[Web page and app entries]
⟨

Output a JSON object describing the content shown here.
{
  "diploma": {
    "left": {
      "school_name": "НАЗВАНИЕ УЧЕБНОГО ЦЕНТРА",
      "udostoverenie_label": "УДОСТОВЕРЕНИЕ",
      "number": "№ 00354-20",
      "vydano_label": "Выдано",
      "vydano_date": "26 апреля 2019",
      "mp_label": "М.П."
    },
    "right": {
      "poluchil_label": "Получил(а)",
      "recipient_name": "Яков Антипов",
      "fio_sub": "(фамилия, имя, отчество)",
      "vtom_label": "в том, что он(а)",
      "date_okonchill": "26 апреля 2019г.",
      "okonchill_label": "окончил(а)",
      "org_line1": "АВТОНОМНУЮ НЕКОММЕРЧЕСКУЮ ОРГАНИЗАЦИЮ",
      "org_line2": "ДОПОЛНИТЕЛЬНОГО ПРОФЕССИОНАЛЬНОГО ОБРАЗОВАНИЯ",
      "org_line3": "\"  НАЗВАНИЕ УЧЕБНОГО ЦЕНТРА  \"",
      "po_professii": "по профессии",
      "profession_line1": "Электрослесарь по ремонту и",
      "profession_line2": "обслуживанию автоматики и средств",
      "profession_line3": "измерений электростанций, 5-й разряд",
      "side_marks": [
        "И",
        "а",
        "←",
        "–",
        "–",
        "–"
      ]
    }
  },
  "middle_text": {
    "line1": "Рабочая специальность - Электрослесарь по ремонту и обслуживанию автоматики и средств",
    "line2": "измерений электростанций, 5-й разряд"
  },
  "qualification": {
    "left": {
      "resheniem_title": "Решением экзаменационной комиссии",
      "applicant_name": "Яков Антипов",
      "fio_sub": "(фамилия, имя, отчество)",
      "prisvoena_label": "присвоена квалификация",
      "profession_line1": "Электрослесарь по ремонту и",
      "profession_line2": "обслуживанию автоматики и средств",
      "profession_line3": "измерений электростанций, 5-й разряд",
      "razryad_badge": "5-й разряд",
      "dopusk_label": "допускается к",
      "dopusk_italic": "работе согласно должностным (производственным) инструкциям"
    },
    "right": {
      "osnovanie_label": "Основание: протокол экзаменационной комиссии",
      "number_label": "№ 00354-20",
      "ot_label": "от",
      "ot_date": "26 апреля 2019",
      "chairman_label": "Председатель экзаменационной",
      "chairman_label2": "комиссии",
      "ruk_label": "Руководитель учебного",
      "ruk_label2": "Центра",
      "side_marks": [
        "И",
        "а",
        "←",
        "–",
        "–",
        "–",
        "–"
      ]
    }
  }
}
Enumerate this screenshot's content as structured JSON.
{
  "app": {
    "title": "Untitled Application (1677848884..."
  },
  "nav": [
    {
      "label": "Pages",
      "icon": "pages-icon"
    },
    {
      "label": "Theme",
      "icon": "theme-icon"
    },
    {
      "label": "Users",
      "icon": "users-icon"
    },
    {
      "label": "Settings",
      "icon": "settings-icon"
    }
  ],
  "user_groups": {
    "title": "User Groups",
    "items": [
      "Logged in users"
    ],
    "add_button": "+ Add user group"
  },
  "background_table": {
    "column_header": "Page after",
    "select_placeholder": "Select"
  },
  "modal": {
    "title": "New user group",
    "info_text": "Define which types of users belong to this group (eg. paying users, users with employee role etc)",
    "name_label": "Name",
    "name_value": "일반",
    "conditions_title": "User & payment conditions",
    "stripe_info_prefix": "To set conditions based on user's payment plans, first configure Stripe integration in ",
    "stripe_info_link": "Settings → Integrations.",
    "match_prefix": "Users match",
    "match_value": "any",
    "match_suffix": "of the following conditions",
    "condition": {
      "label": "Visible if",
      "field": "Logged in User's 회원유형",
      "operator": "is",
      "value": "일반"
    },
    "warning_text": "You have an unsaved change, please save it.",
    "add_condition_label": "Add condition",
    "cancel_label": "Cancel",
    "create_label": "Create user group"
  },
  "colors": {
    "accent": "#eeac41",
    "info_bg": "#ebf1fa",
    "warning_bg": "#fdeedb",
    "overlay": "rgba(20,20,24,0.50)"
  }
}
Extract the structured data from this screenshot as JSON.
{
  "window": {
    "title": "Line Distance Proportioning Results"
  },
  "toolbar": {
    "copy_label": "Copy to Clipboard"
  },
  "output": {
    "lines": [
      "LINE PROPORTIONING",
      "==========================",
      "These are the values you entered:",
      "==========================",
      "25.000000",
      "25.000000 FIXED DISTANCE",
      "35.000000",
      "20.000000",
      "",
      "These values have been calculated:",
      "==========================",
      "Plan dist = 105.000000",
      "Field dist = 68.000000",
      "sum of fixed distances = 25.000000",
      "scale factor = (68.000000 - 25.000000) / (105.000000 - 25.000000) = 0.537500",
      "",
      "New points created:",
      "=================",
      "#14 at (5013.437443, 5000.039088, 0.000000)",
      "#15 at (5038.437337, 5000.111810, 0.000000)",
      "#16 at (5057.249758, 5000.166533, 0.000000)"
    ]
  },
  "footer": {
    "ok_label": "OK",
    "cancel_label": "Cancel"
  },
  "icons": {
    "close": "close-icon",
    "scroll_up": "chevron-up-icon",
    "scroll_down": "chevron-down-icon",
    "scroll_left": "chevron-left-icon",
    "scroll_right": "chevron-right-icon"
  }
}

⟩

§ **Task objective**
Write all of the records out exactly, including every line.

§ **Written answer**
Output a JSON object describing the content shown here.
{
  "diploma": {
    "left": {
      "school_name": "НАЗВАНИЕ УЧЕБНОГО ЦЕНТРА",
      "udostoverenie_label": "УДОСТОВЕРЕНИЕ",
      "number": "№ 00354-20",
      "vydano_label": "Выдано",
      "vydano_date": "26 апреля 2019",
      "mp_label": "М.П."
    },
    "right": {
      "poluchil_label": "Получил(а)",
      "recipient_name": "Яков Антипов",
      "fio_sub": "(фамилия, имя, отчество)",
      "vtom_label": "в том, что он(а)",
      "date_okonchill": "26 апреля 2019г.",
      "okonchill_label": "окончил(а)",
      "org_line1": "АВТОНОМНУЮ НЕКОММЕРЧЕСКУЮ ОРГАНИЗАЦИЮ",
      "org_line2": "ДОПОЛНИТЕЛЬНОГО ПРОФЕССИОНАЛЬНОГО ОБРАЗОВАНИЯ",
      "org_line3": "\"  НАЗВАНИЕ УЧЕБНОГО ЦЕНТРА  \"",
      "po_professii": "по профессии",
      "profession_line1": "Электрослесарь по ремонту и",
      "profession_line2": "обслуживанию автоматики и средств",
      "profession_line3": "измерений электростанций, 5-й разряд",
      "side_marks": [
        "И",
        "а",
        "←",
        "–",
        "–",
        "–"
      ]
    }
  },
  "middle_text": {
    "line1": "Рабочая специальность - Электрослесарь по ремонту и обслуживанию автоматики и средств",
    "line2": "измерений электростанций, 5-й разряд"
  },
  "qualification": {
    "left": {
      "resheniem_title": "Решением экзаменационной комиссии",
      "applicant_name": "Яков Антипов",
      "fio_sub": "(фамилия, имя, отчество)",
      "prisvoena_label": "присвоена квалификация",
      "profession_line1": "Электрослесарь по ремонту и",
      "profession_line2": "обслуживанию автоматики и средств",
      "profession_line3": "измерений электростанций, 5-й разряд",
      "razryad_badge": "5-й разряд",
      "dopusk_label": "допускается к",
      "dopusk_italic": "работе согласно должностным (производственным) инструкциям"
    },
    "right": {
      "osnovanie_label": "Основание: протокол экзаменационной комиссии",
      "number_label": "№ 00354-20",
      "ot_label": "от",
      "ot_date": "26 апреля 2019",
      "chairman_label": "Председатель экзаменационной",
      "chairman_label2": "комиссии",
      "ruk_label": "Руководитель учебного",
      "ruk_label2": "Центра",
      "side_marks": [
        "И",
        "а",
        "←",
        "–",
        "–",
        "–",
        "–"
      ]
    }
  }
}
Enumerate this screenshot's content as structured JSON.
{
  "app": {
    "title": "Untitled Application (1677848884..."
  },
  "nav": [
    {
      "label": "Pages",
      "icon": "pages-icon"
    },
    {
      "label": "Theme",
      "icon": "theme-icon"
    },
    {
      "label": "Users",
      "icon": "users-icon"
    },
    {
      "label": "Settings",
      "icon": "settings-icon"
    }
  ],
  "user_groups": {
    "title": "User Groups",
    "items": [
      "Logged in users"
    ],
    "add_button": "+ Add user group"
  },
  "background_table": {
    "column_header": "Page after",
    "select_placeholder": "Select"
  },
  "modal": {
    "title": "New user group",
    "info_text": "Define which types of users belong to this group (eg. paying users, users with employee role etc)",
    "name_label": "Name",
    "name_value": "일반",
    "conditions_title": "User & payment conditions",
    "stripe_info_prefix": "To set conditions based on user's payment plans, first configure Stripe integration in ",
    "stripe_info_link": "Settings → Integrations.",
    "match_prefix": "Users match",
    "match_value": "any",
    "match_suffix": "of the following conditions",
    "condition": {
      "label": "Visible if",
      "field": "Logged in User's 회원유형",
      "operator": "is",
      "value": "일반"
    },
    "warning_text": "You have an unsaved change, please save it.",
    "add_condition_label": "Add condition",
    "cancel_label": "Cancel",
    "create_label": "Create user group"
  },
  "colors": {
    "accent": "#eeac41",
    "info_bg": "#ebf1fa",
    "warning_bg": "#fdeedb",
    "overlay": "rgba(20,20,24,0.50)"
  }
}
Extract the structured data from this screenshot as JSON.
{
  "window": {
    "title": "Line Distance Proportioning Results"
  },
  "toolbar": {
    "copy_label": "Copy to Clipboard"
  },
  "output": {
    "lines": [
      "LINE PROPORTIONING",
      "==========================",
      "These are the values you entered:",
      "==========================",
      "25.000000",
      "25.000000 FIXED DISTANCE",
      "35.000000",
      "20.000000",
      "",
      "These values have been calculated:",
      "==========================",
      "Plan dist = 105.000000",
      "Field dist = 68.000000",
      "sum of fixed distances = 25.000000",
      "scale factor = (68.000000 - 25.000000) / (105.000000 - 25.000000) = 0.537500",
      "",
      "New points created:",
      "=================",
      "#14 at (5013.437443, 5000.039088, 0.000000)",
      "#15 at (5038.437337, 5000.111810, 0.000000)",
      "#16 at (5057.249758, 5000.166533, 0.000000)"
    ]
  },
  "footer": {
    "ok_label": "OK",
    "cancel_label": "Cancel"
  },
  "icons": {
    "close": "close-icon",
    "scroll_up": "chevron-up-icon",
    "scroll_down": "chevron-down-icon",
    "scroll_left": "chevron-left-icon",
    "scroll_right": "chevron-right-icon"
  }
}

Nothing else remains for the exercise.